Social engineers usually find a list of office phone numbers for select workers who have access to desirable information. They may call each of those workers claiming to be from the IT department or another IT support company. Social engineers persuade the workers to disable their security software to grant access to their machines. Social engineers are much more successful with this method than most organization leaders would imagine.
How Organizations Can Stay Safer
One of the most important safety defenses companies can use to thwart social engineering efforts is proper security awareness training. Employees must be fully aware of the methods that social engineers use to gain access to information, and they must be fully prepared to offer responses that prevent these intrusion methods from working in the first place. If any of above mentioned social engineering attacks were to occur, what would an organization’s employees do? Employees should learn to prioritize company safety over personal relationships in the office, and default to their upper management if situations arise that they are unsure of how to handle.
It is vital that employees do not engage in careless browsing on the Internet and be sure their browsers are equipped with add-ons that prevent them from clicking malicious links.
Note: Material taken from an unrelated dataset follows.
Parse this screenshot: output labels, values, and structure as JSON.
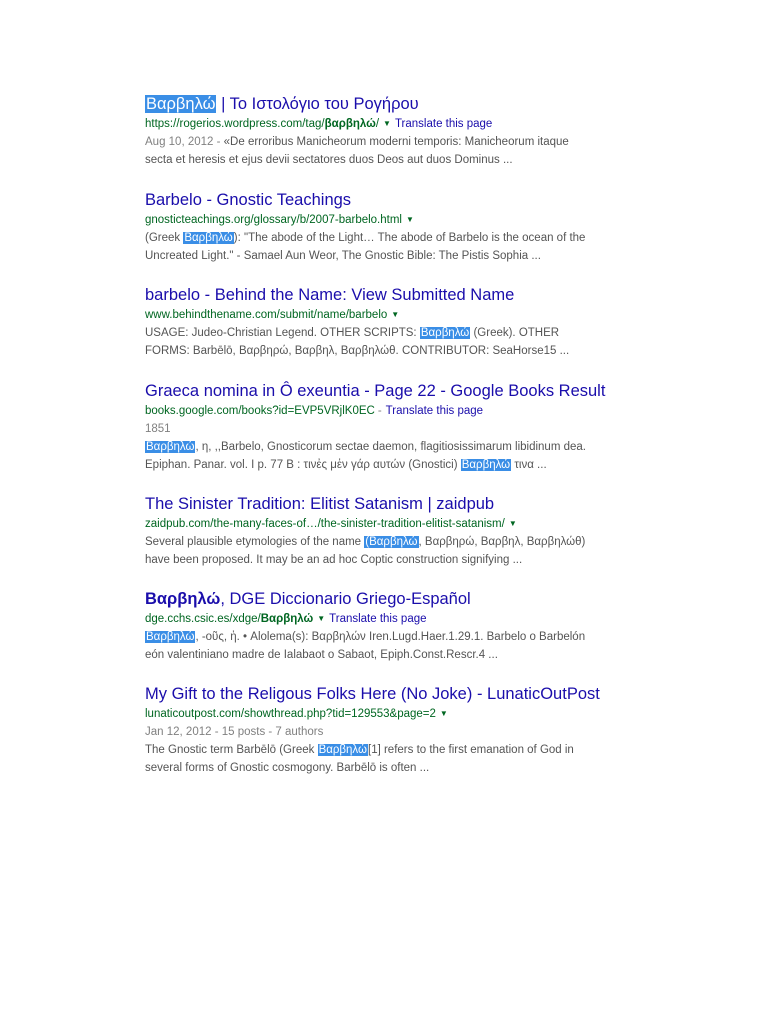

Spam filters should always be used. Set up two-part authentication for all accounts that include sensitive information, and train them to call financial institutions, tech departments and other outside companies that share sensitive information to verify contact attempts.
It only takes one incident from one employee “taking the bait” to cause thousands of dollars in damage, a tarnished reputation, and possibly many more negative repercussions for an organization.
Bottom line: Never second-guess the power of human manipulation. Focus on thorough training and keep sensitive information heavily protected.